Task.
Retype every entry exactly, character for character.
Records provided section start
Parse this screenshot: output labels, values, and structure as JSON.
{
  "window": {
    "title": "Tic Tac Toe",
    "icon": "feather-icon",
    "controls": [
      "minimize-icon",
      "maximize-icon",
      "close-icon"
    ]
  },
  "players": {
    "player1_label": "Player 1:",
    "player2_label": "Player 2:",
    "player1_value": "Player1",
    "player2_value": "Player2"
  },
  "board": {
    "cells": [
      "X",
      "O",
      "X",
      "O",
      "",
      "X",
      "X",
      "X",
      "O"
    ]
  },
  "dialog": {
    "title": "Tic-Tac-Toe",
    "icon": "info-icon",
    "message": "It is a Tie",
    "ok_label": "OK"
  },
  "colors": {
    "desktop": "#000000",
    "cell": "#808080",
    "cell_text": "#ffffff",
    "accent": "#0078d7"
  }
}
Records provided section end
Written reply.
Parse this screenshot: output labels, values, and structure as JSON.
{
  "window": {
    "title": "Tic Tac Toe",
    "icon": "feather-icon",
    "controls": [
      "minimize-icon",
      "maximize-icon",
      "close-icon"
    ]
  },
  "players": {
    "player1_label": "Player 1:",
    "player2_label": "Player 2:",
    "player1_value": "Player1",
    "player2_value": "Player2"
  },
  "board": {
    "cells": [
      "X",
      "O",
      "X",
      "O",
      "",
      "X",
      "X",
      "X",
      "O"
    ]
  },
  "dialog": {
    "title": "Tic-Tac-Toe",
    "icon": "info-icon",
    "message": "It is a Tie",
    "ok_label": "OK"
  },
  "colors": {
    "desktop": "#000000",
    "cell": "#808080",
    "cell_text": "#ffffff",
    "accent": "#0078d7"
  }
}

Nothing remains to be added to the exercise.